    • I feel like I have a new appreciation for Female hummingbirds and all that work they do. Sure the males are flashy and do sensational acrobatics but the female hummingbirds are hard working, attentive, artistic  & creative lil birds!  I've watched many species with both the male and female putting in equal work nest building & raising young ( Crow families are fascinating to watch!) I had no idea that the hummingbird males  did not chip in.
    • Marjorie
      Participant
      Chirps: 25
      I think it is really neat that hummingbirds wrap the outside of the nests with spider webs.  I wonder if any other birds build the nest to expand as the babies grow?  That was really interesting.  I enjoyed the pictures of the various nests and found the one on the lock to be a most interesting location. Many male birds help in nest building and feeding of the young so one difference is that hummingbird females do all the work.  In the past I have noticed that both male and female Robins gather the materials, but the female is the main nest builder. Both Robin parents help feed the young.  With cardinals the male seems to gather the materials while the female builds.  When she is nesting the male brings her food but he does not seem to help with the eggs.  They both help care for the babies once hatched.   As for Eastern bluebirds the male brings the nesting materials and sits on the nest box while she works on the nest.  (I guess to keep watch and protect the nest). The female builds the nest and sits on the eggs.  Both bluebird parents feed the young. The male hummingbird makes a showy display to attract a mate but then does not participate in any of these activities.
    • Katie
      Participant
      Chirps: 4

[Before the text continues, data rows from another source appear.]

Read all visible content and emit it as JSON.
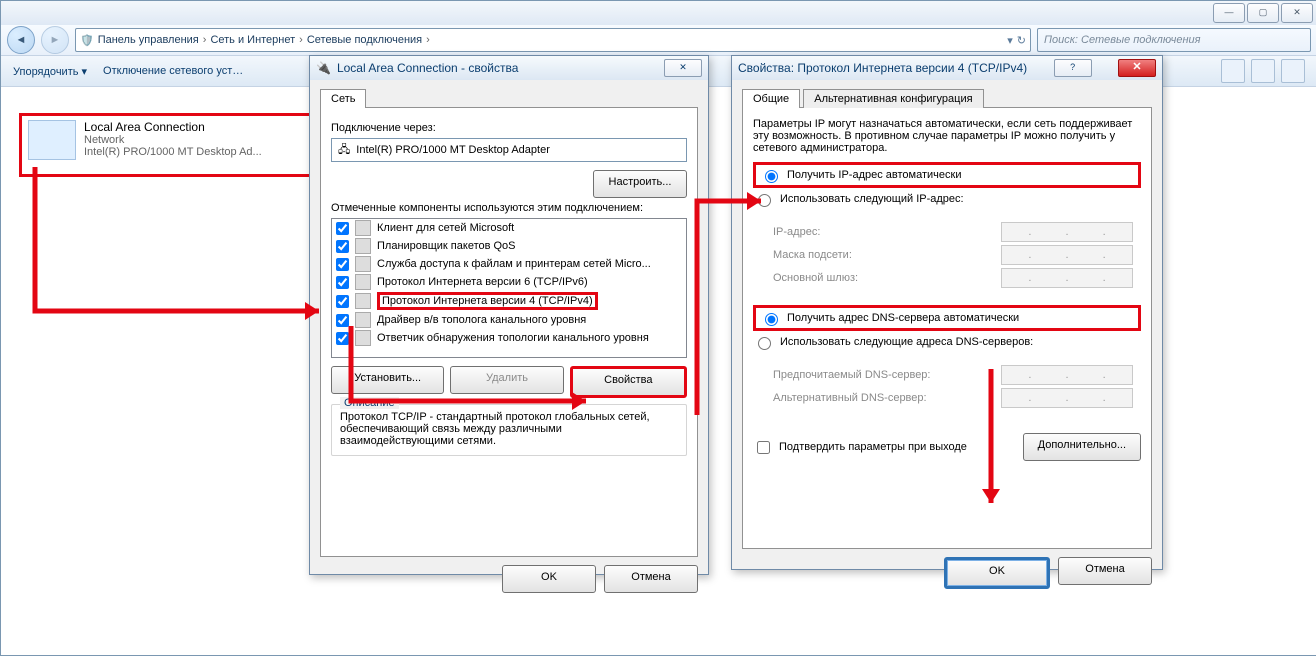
{
  "window": {
    "minimize": "—",
    "maximize": "▢",
    "close": "✕",
    "back": "◄",
    "forward": "►",
    "dropdown": "▾",
    "refresh": "↻"
  },
  "breadcrumb": {
    "b1": "Панель управления",
    "b2": "Сеть и Интернет",
    "b3": "Сетевые подключения",
    "sep": "›"
  },
  "search": {
    "placeholder": "Поиск: Сетевые подключения"
  },
  "toolbar": {
    "organize": "Упорядочить ▾",
    "disable": "Отключение сетевого уст…"
  },
  "connection": {
    "name": "Local Area Connection",
    "net": "Network",
    "adapter": "Intel(R) PRO/1000 MT Desktop Ad..."
  },
  "dlg1": {
    "title": "Local Area Connection - свойства",
    "tab_net": "Сеть",
    "connect_using": "Подключение через:",
    "adapter": "Intel(R) PRO/1000 MT Desktop Adapter",
    "configure": "Настроить...",
    "components_label": "Отмеченные компоненты используются этим подключением:",
    "components": [
      "Клиент для сетей Microsoft",
      "Планировщик пакетов QoS",
      "Служба доступа к файлам и принтерам сетей Micro...",
      "Протокол Интернета версии 6 (TCP/IPv6)",
      "Протокол Интернета версии 4 (TCP/IPv4)",
      "Драйвер в/в тополога канального уровня",
      "Ответчик обнаружения топологии канального уровня"
    ],
    "install": "Установить...",
    "uninstall": "Удалить",
    "properties": "Свойства",
    "desc_title": "Описание",
    "desc": "Протокол TCP/IP - стандартный протокол глобальных сетей, обеспечивающий связь между различными взаимодействующими сетями.",
    "ok": "OK",
    "cancel": "Отмена",
    "help": "?",
    "x": "✕"
  },
  "dlg2": {
    "title": "Свойства: Протокол Интернета версии 4 (TCP/IPv4)",
    "tab_general": "Общие",
    "tab_alt": "Альтернативная конфигурация",
    "intro": "Параметры IP могут назначаться автоматически, если сеть поддерживает эту возможность. В противном случае параметры IP можно получить у сетевого администратора.",
    "ip_auto": "Получить IP-адрес автоматически",
    "ip_manual": "Использовать следующий IP-адрес:",
    "ip_addr": "IP-адрес:",
    "mask": "Маска подсети:",
    "gateway": "Основной шлюз:",
    "dns_auto": "Получить адрес DNS-сервера автоматически",
    "dns_manual": "Использовать следующие адреса DNS-серверов:",
    "dns_pref": "Предпочитаемый DNS-сервер:",
    "dns_alt": "Альтернативный DNS-сервер:",
    "validate": "Подтвердить параметры при выходе",
    "advanced": "Дополнительно...",
    "ok": "OK",
    "cancel": "Отмена",
    "help": "?",
    "x": "✕",
    "dot": "."
  }
}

      It seems that many aspects of a hummingbird's life are similar to other species of birds - courtship, nest building, caring for young, migrating. After reading about how hummingbirds enter a state of torpor at night, I'm wondering how this works when the female is incubating eggs? Does her body trap heat close to the eggs to keep them warm while she sleeps?